Justice delayed is justice denied; timely resolution of a dispute is essential to promote victim cooperation. The financial and personal implications of engaging in prolonged court action can be extensive and can deter victims from initiating proceedings. Whilst the jurisdiction of the Magistrates’ Court has expanded to allow restraining orders to be imposed more quickly, much more needs to be done to promote a speedy procedure. Emphasis needs to be placed on pre-emptive action when dealing with this area of domestic abuse. Early intervention should be a priority in order to prevent a domestic abuse situation escalating to a point requiring police and court procedure. A system of police ‘follow-ups’ whereby patrol officers make telephone and house calls to known or suspected victims of abuse are further ways in which communication and contact between victims and the law is promoted. Engaging the victim in aspects of the court procedure, such as allowing them to have input in decisions about plea negotiations and sentencing is empowering and also acts as a deterrent, for they are less likely to be perceived as a submissive victim; rather, an individual who does not need to depend on them for financial and other reasons.

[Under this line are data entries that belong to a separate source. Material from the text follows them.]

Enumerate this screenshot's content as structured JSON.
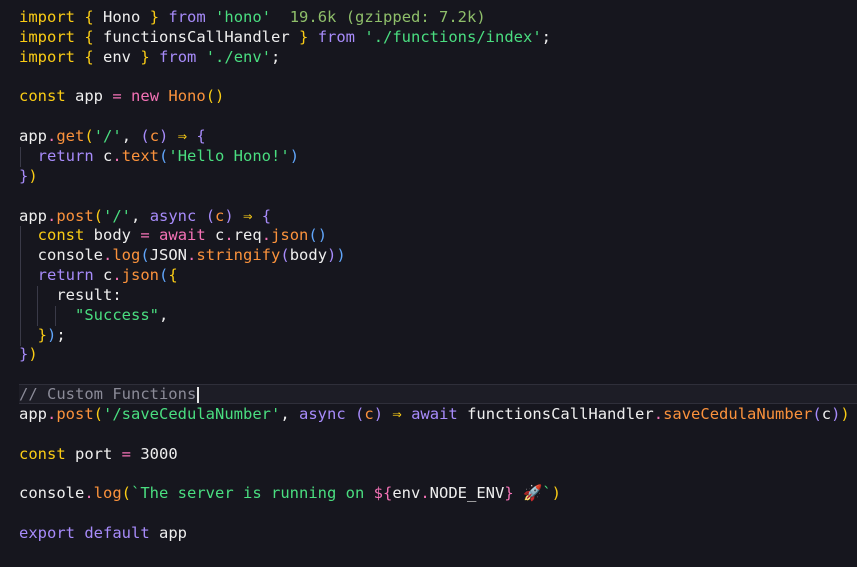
{
  "colors": {
    "background": "#16161e",
    "keyword": "#facc15",
    "keyword_alt": "#a78bfa",
    "string": "#4ade80",
    "function": "#fb923c",
    "operator": "#f472b6",
    "comment": "#8b8b98"
  },
  "lines": [
    {
      "tokens": [
        {
          "t": "import",
          "c": "kw"
        },
        {
          "t": " ",
          "c": "id"
        },
        {
          "t": "{",
          "c": "br"
        },
        {
          "t": " Hono ",
          "c": "id"
        },
        {
          "t": "}",
          "c": "br"
        },
        {
          "t": " ",
          "c": "id"
        },
        {
          "t": "from",
          "c": "kw2"
        },
        {
          "t": " ",
          "c": "id"
        },
        {
          "t": "'hono'",
          "c": "str"
        },
        {
          "t": "  19.6k (gzipped: 7.2k)",
          "c": "hint"
        }
      ]
    },
    {
      "tokens": [
        {
          "t": "import",
          "c": "kw"
        },
        {
          "t": " ",
          "c": "id"
        },
        {
          "t": "{",
          "c": "br"
        },
        {
          "t": " functionsCallHandler ",
          "c": "id"
        },
        {
          "t": "}",
          "c": "br"
        },
        {
          "t": " ",
          "c": "id"
        },
        {
          "t": "from",
          "c": "kw2"
        },
        {
          "t": " ",
          "c": "id"
        },
        {
          "t": "'./functions/index'",
          "c": "str"
        },
        {
          "t": ";",
          "c": "id"
        }
      ]
    },
    {
      "tokens": [
        {
          "t": "import",
          "c": "kw"
        },
        {
          "t": " ",
          "c": "id"
        },
        {
          "t": "{",
          "c": "br"
        },
        {
          "t": " env ",
          "c": "id"
        },
        {
          "t": "}",
          "c": "br"
        },
        {
          "t": " ",
          "c": "id"
        },
        {
          "t": "from",
          "c": "kw2"
        },
        {
          "t": " ",
          "c": "id"
        },
        {
          "t": "'./env'",
          "c": "str"
        },
        {
          "t": ";",
          "c": "id"
        }
      ]
    },
    {
      "tokens": []
    },
    {
      "tokens": [
        {
          "t": "const",
          "c": "kw"
        },
        {
          "t": " app ",
          "c": "id"
        },
        {
          "t": "=",
          "c": "op"
        },
        {
          "t": " ",
          "c": "id"
        },
        {
          "t": "new",
          "c": "op"
        },
        {
          "t": " ",
          "c": "id"
        },
        {
          "t": "Hono",
          "c": "fn"
        },
        {
          "t": "()",
          "c": "br"
        }
      ]
    },
    {
      "tokens": []
    },
    {
      "tokens": [
        {
          "t": "app",
          "c": "id"
        },
        {
          "t": ".",
          "c": "op"
        },
        {
          "t": "get",
          "c": "fn"
        },
        {
          "t": "(",
          "c": "br"
        },
        {
          "t": "'/'",
          "c": "str"
        },
        {
          "t": ", ",
          "c": "id"
        },
        {
          "t": "(",
          "c": "kw2"
        },
        {
          "t": "c",
          "c": "fn"
        },
        {
          "t": ")",
          "c": "kw2"
        },
        {
          "t": " ",
          "c": "id"
        },
        {
          "t": "⇒",
          "c": "kw"
        },
        {
          "t": " ",
          "c": "id"
        },
        {
          "t": "{",
          "c": "kw2"
        }
      ]
    },
    {
      "tokens": [
        {
          "t": "  ",
          "c": "id"
        },
        {
          "t": "return",
          "c": "kw2"
        },
        {
          "t": " c",
          "c": "id"
        },
        {
          "t": ".",
          "c": "op"
        },
        {
          "t": "text",
          "c": "fn"
        },
        {
          "t": "(",
          "c": "ob"
        },
        {
          "t": "'Hello Hono!'",
          "c": "str"
        },
        {
          "t": ")",
          "c": "ob"
        }
      ]
    },
    {
      "tokens": [
        {
          "t": "}",
          "c": "kw2"
        },
        {
          "t": ")",
          "c": "br"
        }
      ]
    },
    {
      "tokens": []
    },
    {
      "tokens": [
        {
          "t": "app",
          "c": "id"
        },
        {
          "t": ".",
          "c": "op"
        },
        {
          "t": "post",
          "c": "fn"
        },
        {
          "t": "(",
          "c": "br"
        },
        {
          "t": "'/'",
          "c": "str"
        },
        {
          "t": ", ",
          "c": "id"
        },
        {
          "t": "async",
          "c": "kw2"
        },
        {
          "t": " ",
          "c": "id"
        },
        {
          "t": "(",
          "c": "kw2"
        },
        {
          "t": "c",
          "c": "fn"
        },
        {
          "t": ")",
          "c": "kw2"
        },
        {
          "t": " ",
          "c": "id"
        },
        {
          "t": "⇒",
          "c": "kw"
        },
        {
          "t": " ",
          "c": "id"
        },
        {
          "t": "{",
          "c": "kw2"
        }
      ]
    },
    {
      "tokens": [
        {
          "t": "  ",
          "c": "id"
        },
        {
          "t": "const",
          "c": "kw"
        },
        {
          "t": " body ",
          "c": "id"
        },
        {
          "t": "=",
          "c": "op"
        },
        {
          "t": " ",
          "c": "id"
        },
        {
          "t": "await",
          "c": "op"
        },
        {
          "t": " c",
          "c": "id"
        },
        {
          "t": ".",
          "c": "op"
        },
        {
          "t": "req",
          "c": "id"
        },
        {
          "t": ".",
          "c": "op"
        },
        {
          "t": "json",
          "c": "fn"
        },
        {
          "t": "()",
          "c": "ob"
        }
      ]
    },
    {
      "tokens": [
        {
          "t": "  console",
          "c": "id"
        },
        {
          "t": ".",
          "c": "op"
        },
        {
          "t": "log",
          "c": "fn"
        },
        {
          "t": "(",
          "c": "ob"
        },
        {
          "t": "JSON",
          "c": "id"
        },
        {
          "t": ".",
          "c": "op"
        },
        {
          "t": "stringify",
          "c": "fn"
        },
        {
          "t": "(",
          "c": "kw2"
        },
        {
          "t": "body",
          "c": "id"
        },
        {
          "t": ")",
          "c": "kw2"
        },
        {
          "t": ")",
          "c": "ob"
        }
      ]
    },
    {
      "tokens": [
        {
          "t": "  ",
          "c": "id"
        },
        {
          "t": "return",
          "c": "kw2"
        },
        {
          "t": " c",
          "c": "id"
        },
        {
          "t": ".",
          "c": "op"
        },
        {
          "t": "json",
          "c": "fn"
        },
        {
          "t": "(",
          "c": "ob"
        },
        {
          "t": "{",
          "c": "kw"
        }
      ]
    },
    {
      "tokens": [
        {
          "t": "    result",
          "c": "id"
        },
        {
          "t": ":",
          "c": "id"
        }
      ]
    },
    {
      "tokens": [
        {
          "t": "      ",
          "c": "id"
        },
        {
          "t": "\"Success\"",
          "c": "str"
        },
        {
          "t": ",",
          "c": "id"
        }
      ]
    },
    {
      "tokens": [
        {
          "t": "  ",
          "c": "id"
        },
        {
          "t": "}",
          "c": "kw"
        },
        {
          "t": ")",
          "c": "ob"
        },
        {
          "t": ";",
          "c": "id"
        }
      ]
    },
    {
      "tokens": [
        {
          "t": "}",
          "c": "kw2"
        },
        {
          "t": ")",
          "c": "br"
        }
      ]
    },
    {
      "tokens": []
    },
    {
      "tokens": [
        {
          "t": "// Custom Functions",
          "c": "cm"
        }
      ],
      "active": true
    },
    {
      "tokens": [
        {
          "t": "app",
          "c": "id"
        },
        {
          "t": ".",
          "c": "op"
        },
        {
          "t": "post",
          "c": "fn"
        },
        {
          "t": "(",
          "c": "br"
        },
        {
          "t": "'/saveCedulaNumber'",
          "c": "str"
        },
        {
          "t": ", ",
          "c": "id"
        },
        {
          "t": "async",
          "c": "kw2"
        },
        {
          "t": " ",
          "c": "id"
        },
        {
          "t": "(",
          "c": "kw2"
        },
        {
          "t": "c",
          "c": "fn"
        },
        {
          "t": ")",
          "c": "kw2"
        },
        {
          "t": " ",
          "c": "id"
        },
        {
          "t": "⇒",
          "c": "kw"
        },
        {
          "t": " ",
          "c": "id"
        },
        {
          "t": "await",
          "c": "kw2"
        },
        {
          "t": " functionsCallHandler",
          "c": "id"
        },
        {
          "t": ".",
          "c": "op"
        },
        {
          "t": "saveCedulaNumber",
          "c": "fn"
        },
        {
          "t": "(",
          "c": "kw2"
        },
        {
          "t": "c",
          "c": "id"
        },
        {
          "t": ")",
          "c": "kw2"
        },
        {
          "t": ")",
          "c": "br"
        }
      ]
    },
    {
      "tokens": []
    },
    {
      "tokens": [
        {
          "t": "const",
          "c": "kw"
        },
        {
          "t": " port ",
          "c": "id"
        },
        {
          "t": "=",
          "c": "op"
        },
        {
          "t": " 3000",
          "c": "num"
        }
      ]
    },
    {
      "tokens": []
    },
    {
      "tokens": [
        {
          "t": "console",
          "c": "id"
        },
        {
          "t": ".",
          "c": "op"
        },
        {
          "t": "log",
          "c": "fn"
        },
        {
          "t": "(",
          "c": "br"
        },
        {
          "t": "`The server is running on ",
          "c": "str"
        },
        {
          "t": "${",
          "c": "op"
        },
        {
          "t": "env",
          "c": "id"
        },
        {
          "t": ".",
          "c": "op"
        },
        {
          "t": "NODE_ENV",
          "c": "id"
        },
        {
          "t": "}",
          "c": "op"
        },
        {
          "t": " 🚀`",
          "c": "str"
        },
        {
          "t": ")",
          "c": "br"
        }
      ]
    },
    {
      "tokens": []
    },
    {
      "tokens": [
        {
          "t": "export",
          "c": "kw2"
        },
        {
          "t": " ",
          "c": "id"
        },
        {
          "t": "default",
          "c": "kw2"
        },
        {
          "t": " app",
          "c": "id"
        }
      ]
    }
  ]
}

Whilst the Victorian legal justice system has adopted several strategies which attempt to assist victims of domestic abuse, improvements need to be made. The legal system alone cannot ensure that victims of crime are most appropriately assisted and supported – a multilateral and collaborative approach from a range of sectors (including the police force, communities, parliament, organisations and key stakeholders) is required. Furthermore, early intervention and policy emphasizing pre-emptive action should be of greater focus – rather than a system punishing the offender ex posto facto. The support of the community, as well as changing the attitudes and stigma surrounding this area of the law will further assist victims. The legal system must strive to reduce – if not eliminate cultural, financial, personal and other factors that hamper the capacity of women to engage in justice. Engaging victims in procedure and informing them of their rights is the most effective means of empowering women. Educating and empowering women is the way in which the vicious cycle of domestic abuse will come to an end. Therefore, whilst Victims of Crime in Victoria receive some assistance, much more can be done to support them in their dealings with justice.
VCE Student, Sienna College, Camberwell.